Karabell: Using these numbers as trading hooks, as theses for forward action of any of the financial instruments that people trade I think is unbelievably questionable. It’s probably one of the reasons that most funds and most people who do this have seen results less than what they would have expected to produce for their investors or themselves.

There’s no way of really gaming out a GDP report as a direct one-on-one connection to earnings. GE or Honeywell or any number of large industrial companies are exposed 50 percent, 60 percent, and 70 percent to global trends rather than to U.S. trends. Does the U.S. really get to be the determinate direction of whether or not that company’s going to make its earnings? Does it matter to Amazon? GDP could be going down one percent and Amazon could get 10 percent more revenue just because they’re stealing a share, because they can afford thinner margins.

The idea that you can easily transform these economic statistics into viable trading theses, I think, is showing at best the law of diminishing returns and at worst leading you astray.

OR: The statistics themselves are revised over decades, correct? Including GDP?

Karabell: Right. And many of them are revised in subsequent months. The thing that provokes the trade is the initial release. Revisions, which happen frequently because almost all data when it comes out is provisional, more information comes in, better calculations, better adjustments -- very rarely does the trade then get triggered by the subsequent revisions.

But there’s a market need and a kind of a public need for instant information, so we release GDP as quickly as possible. But the change disappears. There’s never a headline saying “Jobs -- from two months ago, it was spectacularly wrong.” It’s always “X number of jobs was created this month.” And that is part of the media game of it. “They were created this month. They weren’t created this month.” They were a statistical adjustment or creation based on a limited number of sampling and a lot of math. That’s fine. That’s how statistics work. But you wouldn’t know that’s how statistics work given the public debate.

OR: I think you do a great job in The Leading Indicators, going back to the example of William the Conqueror's Domesday Book, of giving examples of how flawed the statistics themselves are.
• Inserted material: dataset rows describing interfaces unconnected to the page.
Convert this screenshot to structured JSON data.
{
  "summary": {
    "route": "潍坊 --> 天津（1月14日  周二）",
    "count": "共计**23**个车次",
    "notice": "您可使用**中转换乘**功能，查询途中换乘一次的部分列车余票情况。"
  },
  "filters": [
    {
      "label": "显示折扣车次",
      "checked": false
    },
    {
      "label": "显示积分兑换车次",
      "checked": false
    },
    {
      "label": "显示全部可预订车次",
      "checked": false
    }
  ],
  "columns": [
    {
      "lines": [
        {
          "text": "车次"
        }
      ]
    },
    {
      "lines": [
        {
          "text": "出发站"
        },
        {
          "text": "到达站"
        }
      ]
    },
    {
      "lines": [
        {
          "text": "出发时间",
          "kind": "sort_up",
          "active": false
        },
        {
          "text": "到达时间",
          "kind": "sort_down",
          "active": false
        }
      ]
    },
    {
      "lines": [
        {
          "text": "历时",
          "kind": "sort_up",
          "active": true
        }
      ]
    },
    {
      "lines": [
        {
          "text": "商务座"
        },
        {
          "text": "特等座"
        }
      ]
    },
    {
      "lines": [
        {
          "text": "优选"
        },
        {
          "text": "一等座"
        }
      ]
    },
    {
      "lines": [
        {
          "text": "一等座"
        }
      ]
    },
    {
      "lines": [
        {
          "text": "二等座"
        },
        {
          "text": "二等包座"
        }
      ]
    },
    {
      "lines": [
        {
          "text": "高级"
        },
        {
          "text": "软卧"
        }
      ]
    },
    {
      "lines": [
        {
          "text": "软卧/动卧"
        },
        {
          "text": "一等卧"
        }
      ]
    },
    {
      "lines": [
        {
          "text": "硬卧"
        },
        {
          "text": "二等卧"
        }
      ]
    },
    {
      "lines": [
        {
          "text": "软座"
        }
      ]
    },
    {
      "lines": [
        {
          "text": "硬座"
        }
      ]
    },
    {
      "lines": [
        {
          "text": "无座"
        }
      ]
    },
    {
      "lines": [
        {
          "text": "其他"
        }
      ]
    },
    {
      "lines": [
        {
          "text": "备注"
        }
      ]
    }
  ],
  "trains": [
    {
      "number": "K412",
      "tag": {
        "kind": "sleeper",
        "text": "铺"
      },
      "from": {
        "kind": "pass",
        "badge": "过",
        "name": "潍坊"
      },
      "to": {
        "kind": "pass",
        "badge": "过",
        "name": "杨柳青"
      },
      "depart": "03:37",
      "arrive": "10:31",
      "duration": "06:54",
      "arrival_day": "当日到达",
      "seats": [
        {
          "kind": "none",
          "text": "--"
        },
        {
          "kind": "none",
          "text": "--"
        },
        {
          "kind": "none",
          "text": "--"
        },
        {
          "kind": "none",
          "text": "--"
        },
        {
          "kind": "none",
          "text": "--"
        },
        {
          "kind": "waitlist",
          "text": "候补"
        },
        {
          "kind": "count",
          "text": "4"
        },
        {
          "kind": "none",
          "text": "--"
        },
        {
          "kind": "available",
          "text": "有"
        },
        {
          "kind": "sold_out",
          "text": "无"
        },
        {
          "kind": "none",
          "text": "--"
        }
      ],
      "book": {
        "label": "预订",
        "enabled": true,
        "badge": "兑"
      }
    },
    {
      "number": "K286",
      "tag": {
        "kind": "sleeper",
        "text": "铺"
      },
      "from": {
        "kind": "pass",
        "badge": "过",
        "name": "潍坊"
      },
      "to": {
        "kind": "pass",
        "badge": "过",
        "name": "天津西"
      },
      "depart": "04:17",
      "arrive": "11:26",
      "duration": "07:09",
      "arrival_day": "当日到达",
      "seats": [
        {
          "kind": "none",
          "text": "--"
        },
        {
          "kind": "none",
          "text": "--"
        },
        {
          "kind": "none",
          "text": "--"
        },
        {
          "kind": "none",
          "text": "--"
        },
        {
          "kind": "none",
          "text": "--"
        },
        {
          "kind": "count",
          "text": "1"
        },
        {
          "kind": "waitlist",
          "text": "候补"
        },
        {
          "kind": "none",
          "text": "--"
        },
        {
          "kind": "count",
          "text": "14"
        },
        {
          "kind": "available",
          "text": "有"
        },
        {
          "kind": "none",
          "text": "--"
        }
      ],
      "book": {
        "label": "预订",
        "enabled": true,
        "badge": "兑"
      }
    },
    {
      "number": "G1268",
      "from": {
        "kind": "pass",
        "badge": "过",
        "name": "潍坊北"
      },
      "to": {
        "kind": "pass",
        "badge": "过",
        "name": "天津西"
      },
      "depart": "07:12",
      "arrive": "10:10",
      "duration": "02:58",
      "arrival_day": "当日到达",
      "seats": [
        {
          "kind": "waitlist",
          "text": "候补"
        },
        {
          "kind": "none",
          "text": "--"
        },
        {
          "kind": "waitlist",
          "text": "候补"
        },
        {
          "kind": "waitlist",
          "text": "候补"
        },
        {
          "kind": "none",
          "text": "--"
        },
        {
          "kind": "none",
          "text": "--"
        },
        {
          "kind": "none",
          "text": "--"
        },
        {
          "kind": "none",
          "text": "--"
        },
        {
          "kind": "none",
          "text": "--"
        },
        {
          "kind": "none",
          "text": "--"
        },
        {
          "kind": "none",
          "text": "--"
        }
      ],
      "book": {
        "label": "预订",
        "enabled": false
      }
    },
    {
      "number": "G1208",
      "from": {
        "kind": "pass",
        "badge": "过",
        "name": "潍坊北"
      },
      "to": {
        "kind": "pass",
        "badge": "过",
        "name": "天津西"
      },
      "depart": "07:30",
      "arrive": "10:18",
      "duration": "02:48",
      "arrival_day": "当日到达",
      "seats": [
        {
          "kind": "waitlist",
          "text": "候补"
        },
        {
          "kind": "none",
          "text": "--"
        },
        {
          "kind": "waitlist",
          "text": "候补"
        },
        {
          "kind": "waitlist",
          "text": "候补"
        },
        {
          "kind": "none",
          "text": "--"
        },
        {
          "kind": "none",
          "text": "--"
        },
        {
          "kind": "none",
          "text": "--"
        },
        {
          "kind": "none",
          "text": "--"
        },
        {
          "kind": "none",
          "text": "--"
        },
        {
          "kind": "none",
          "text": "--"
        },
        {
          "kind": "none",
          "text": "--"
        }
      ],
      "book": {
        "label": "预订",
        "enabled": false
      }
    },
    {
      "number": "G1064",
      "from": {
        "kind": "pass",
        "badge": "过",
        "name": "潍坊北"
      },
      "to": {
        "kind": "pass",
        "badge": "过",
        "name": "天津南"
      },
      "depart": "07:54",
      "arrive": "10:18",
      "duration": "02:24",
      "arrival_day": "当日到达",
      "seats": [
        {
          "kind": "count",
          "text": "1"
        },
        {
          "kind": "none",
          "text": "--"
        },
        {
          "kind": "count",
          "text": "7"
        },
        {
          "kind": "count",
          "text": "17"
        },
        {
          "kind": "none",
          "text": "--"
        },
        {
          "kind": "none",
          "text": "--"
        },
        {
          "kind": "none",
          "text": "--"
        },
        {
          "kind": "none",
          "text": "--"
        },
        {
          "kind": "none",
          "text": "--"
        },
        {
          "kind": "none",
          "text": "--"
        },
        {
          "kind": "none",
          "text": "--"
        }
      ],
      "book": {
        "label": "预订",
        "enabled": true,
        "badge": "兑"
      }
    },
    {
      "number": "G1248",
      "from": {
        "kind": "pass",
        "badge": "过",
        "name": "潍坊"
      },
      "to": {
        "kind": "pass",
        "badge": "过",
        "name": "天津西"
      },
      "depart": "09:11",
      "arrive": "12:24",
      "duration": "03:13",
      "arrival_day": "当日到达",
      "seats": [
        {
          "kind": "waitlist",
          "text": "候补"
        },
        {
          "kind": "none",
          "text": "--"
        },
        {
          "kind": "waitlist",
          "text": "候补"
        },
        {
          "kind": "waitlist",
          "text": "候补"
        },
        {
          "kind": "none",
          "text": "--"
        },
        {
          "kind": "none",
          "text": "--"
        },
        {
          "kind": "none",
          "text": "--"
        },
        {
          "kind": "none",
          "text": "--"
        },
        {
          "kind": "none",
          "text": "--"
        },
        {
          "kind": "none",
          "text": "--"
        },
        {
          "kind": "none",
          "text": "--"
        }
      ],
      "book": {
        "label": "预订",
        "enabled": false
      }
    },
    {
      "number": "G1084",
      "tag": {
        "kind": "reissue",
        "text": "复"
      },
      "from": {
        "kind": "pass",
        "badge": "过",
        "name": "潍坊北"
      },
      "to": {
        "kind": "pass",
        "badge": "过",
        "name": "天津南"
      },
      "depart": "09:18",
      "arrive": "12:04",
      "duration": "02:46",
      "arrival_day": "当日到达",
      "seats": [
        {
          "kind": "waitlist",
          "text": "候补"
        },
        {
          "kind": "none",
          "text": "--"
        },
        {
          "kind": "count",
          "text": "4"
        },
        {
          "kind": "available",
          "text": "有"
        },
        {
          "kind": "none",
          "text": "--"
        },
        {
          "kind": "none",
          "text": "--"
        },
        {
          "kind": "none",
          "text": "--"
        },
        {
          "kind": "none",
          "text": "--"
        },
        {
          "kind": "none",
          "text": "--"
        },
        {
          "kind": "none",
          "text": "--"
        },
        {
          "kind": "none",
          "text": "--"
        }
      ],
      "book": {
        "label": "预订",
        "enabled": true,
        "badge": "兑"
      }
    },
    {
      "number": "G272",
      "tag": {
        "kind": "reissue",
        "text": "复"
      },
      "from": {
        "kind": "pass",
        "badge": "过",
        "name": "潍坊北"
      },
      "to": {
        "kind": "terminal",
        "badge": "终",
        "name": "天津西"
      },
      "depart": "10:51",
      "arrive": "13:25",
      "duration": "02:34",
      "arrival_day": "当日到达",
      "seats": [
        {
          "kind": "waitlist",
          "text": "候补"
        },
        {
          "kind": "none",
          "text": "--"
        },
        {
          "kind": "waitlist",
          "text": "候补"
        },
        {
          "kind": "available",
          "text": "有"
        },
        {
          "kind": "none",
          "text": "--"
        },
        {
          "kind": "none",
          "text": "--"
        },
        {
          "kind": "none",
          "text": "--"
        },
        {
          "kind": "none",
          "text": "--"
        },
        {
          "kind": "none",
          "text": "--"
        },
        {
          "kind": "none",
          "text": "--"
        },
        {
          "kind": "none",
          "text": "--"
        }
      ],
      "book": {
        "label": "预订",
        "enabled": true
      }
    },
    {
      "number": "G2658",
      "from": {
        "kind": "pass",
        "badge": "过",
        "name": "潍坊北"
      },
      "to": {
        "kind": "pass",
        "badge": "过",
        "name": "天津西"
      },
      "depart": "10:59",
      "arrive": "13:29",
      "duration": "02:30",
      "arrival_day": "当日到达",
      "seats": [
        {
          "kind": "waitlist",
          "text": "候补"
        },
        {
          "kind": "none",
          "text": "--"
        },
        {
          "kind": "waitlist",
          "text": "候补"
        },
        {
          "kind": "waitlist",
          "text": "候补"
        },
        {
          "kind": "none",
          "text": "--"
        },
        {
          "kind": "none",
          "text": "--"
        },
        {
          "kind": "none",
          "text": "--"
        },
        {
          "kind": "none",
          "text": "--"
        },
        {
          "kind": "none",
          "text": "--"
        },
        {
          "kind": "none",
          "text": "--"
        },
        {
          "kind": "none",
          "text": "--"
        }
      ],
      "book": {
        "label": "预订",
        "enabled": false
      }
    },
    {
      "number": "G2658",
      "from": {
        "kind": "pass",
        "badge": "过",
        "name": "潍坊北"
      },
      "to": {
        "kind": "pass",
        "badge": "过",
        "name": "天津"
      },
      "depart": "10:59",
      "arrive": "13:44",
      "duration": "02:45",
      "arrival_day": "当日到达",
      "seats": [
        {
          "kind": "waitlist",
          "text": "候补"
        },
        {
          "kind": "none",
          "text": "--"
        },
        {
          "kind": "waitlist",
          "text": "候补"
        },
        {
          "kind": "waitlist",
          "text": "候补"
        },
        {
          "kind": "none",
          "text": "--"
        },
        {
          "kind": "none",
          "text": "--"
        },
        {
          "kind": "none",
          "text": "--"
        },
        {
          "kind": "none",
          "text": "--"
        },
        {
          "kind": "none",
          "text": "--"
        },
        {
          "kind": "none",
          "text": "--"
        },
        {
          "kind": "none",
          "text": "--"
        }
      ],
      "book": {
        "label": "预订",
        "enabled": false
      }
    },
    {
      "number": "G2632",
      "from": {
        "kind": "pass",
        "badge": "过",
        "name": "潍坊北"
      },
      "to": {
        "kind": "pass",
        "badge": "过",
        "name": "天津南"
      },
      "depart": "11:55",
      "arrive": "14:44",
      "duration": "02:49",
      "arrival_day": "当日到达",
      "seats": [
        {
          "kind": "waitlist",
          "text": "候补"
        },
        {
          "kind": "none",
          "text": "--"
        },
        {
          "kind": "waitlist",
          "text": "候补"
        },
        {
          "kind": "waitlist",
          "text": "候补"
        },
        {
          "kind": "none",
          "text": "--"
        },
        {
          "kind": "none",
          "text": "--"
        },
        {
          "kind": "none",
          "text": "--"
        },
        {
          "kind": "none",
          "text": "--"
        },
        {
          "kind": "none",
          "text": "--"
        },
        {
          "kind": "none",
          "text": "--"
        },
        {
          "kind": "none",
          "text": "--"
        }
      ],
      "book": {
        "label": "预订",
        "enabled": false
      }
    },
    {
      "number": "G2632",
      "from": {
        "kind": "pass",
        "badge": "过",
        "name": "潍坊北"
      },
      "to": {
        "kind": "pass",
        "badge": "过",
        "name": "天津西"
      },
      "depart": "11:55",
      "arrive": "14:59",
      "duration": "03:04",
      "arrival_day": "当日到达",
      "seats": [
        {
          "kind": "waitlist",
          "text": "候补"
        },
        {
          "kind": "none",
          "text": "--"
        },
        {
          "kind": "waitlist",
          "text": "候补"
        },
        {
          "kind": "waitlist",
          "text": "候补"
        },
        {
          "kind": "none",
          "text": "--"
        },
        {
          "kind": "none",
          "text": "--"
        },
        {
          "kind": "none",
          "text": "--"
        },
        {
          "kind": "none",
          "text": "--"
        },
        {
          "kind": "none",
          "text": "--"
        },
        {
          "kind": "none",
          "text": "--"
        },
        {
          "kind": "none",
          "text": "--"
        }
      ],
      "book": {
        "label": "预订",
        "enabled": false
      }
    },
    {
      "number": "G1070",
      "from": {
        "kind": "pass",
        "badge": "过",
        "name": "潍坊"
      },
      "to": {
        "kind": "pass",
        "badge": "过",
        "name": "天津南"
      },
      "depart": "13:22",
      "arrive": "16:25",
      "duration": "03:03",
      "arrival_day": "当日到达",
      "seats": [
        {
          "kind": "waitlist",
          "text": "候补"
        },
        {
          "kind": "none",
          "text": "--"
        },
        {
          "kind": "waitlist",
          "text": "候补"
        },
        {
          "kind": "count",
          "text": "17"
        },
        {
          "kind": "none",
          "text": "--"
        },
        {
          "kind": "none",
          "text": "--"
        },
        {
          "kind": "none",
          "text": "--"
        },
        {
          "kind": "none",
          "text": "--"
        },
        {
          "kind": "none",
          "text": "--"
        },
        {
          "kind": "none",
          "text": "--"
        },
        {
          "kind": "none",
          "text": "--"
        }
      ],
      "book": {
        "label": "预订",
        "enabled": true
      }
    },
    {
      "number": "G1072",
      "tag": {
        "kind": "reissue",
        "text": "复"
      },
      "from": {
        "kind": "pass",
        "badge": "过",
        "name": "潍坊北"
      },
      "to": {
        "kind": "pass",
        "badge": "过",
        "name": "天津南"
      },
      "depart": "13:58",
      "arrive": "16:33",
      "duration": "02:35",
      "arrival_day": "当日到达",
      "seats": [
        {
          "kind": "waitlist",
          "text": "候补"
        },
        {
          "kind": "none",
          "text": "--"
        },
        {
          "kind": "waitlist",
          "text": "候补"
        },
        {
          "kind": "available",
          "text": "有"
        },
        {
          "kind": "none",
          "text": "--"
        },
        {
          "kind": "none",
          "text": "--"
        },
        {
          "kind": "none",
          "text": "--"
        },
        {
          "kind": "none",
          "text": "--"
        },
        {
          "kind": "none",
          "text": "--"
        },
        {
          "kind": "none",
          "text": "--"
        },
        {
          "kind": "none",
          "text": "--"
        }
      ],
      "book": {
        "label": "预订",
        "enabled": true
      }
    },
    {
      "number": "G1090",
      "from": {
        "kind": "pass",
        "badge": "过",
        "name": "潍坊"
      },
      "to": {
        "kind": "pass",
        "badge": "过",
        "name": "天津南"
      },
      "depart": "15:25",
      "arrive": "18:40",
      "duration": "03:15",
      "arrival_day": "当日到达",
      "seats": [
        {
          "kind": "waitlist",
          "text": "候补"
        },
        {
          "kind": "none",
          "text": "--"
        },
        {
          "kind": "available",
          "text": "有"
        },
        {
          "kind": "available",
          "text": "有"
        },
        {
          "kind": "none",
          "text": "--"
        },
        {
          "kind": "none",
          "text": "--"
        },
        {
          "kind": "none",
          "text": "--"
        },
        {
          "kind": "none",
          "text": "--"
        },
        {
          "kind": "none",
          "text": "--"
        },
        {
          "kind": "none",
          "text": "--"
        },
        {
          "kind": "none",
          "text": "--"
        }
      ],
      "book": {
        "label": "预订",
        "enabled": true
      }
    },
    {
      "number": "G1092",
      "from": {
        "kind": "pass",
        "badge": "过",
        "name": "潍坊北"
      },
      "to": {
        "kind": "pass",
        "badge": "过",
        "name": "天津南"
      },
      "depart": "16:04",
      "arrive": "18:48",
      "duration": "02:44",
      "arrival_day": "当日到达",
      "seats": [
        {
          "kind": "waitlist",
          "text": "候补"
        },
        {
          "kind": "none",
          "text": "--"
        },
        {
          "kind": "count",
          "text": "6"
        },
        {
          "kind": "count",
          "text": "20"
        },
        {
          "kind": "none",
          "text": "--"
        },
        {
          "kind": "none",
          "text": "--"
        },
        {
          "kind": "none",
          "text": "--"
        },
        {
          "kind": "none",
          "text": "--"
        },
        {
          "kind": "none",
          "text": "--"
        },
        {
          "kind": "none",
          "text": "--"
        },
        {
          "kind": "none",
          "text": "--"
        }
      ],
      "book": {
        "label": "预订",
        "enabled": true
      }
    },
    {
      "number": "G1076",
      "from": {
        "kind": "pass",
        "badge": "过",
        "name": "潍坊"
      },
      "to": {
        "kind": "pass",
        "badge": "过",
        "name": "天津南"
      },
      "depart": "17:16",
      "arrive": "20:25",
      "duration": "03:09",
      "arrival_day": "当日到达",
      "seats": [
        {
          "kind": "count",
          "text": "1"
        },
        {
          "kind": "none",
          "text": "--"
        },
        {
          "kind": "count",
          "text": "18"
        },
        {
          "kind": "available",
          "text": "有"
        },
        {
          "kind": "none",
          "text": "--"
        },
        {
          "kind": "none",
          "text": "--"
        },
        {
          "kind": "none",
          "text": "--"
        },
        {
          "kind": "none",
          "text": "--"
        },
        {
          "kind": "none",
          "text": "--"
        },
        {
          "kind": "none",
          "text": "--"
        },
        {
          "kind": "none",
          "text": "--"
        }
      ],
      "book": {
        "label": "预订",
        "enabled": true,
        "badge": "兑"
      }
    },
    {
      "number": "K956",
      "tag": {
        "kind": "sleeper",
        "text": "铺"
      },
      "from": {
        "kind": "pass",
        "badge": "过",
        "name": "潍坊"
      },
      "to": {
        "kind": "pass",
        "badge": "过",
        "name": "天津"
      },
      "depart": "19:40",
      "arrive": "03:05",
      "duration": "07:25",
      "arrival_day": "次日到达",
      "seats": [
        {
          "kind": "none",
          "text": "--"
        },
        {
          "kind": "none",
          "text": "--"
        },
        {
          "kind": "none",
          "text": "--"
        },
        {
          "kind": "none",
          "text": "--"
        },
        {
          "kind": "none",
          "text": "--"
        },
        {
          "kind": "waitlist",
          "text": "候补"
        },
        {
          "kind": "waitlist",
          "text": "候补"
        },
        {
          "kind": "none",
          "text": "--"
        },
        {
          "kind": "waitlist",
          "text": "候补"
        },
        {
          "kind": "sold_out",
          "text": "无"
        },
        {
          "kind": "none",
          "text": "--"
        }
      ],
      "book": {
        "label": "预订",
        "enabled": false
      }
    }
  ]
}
Real policy decisions are made based on them; could you talk about your analysis of how the U.S.-China trade deficit is calculated?

Karabell: The whole relationship between the United States and China has unfolded really since China joined the WTO in 2001. It’s probably the primary bilateral economic relationship in the world. And most of the understanding of that relationship unfolds via these numbers, right? It’s an abstract statistical relationship based on a flow of goods and services.

The problem is, the way we measure that flow stems from the only way we know how to measure that flow. GDP and trade figures assume that you either make stuff within the boundaries of your country and then you sell it to your own citizens and then it boosts domestic GDP, or you make stuff and you sell it to another country, in which case it boosts your GDP, or you buy stuff from somewhere else, in which case you’ve sent your money to someone else. That sounds very facile, but that’s the entire framework of our current trade statistics.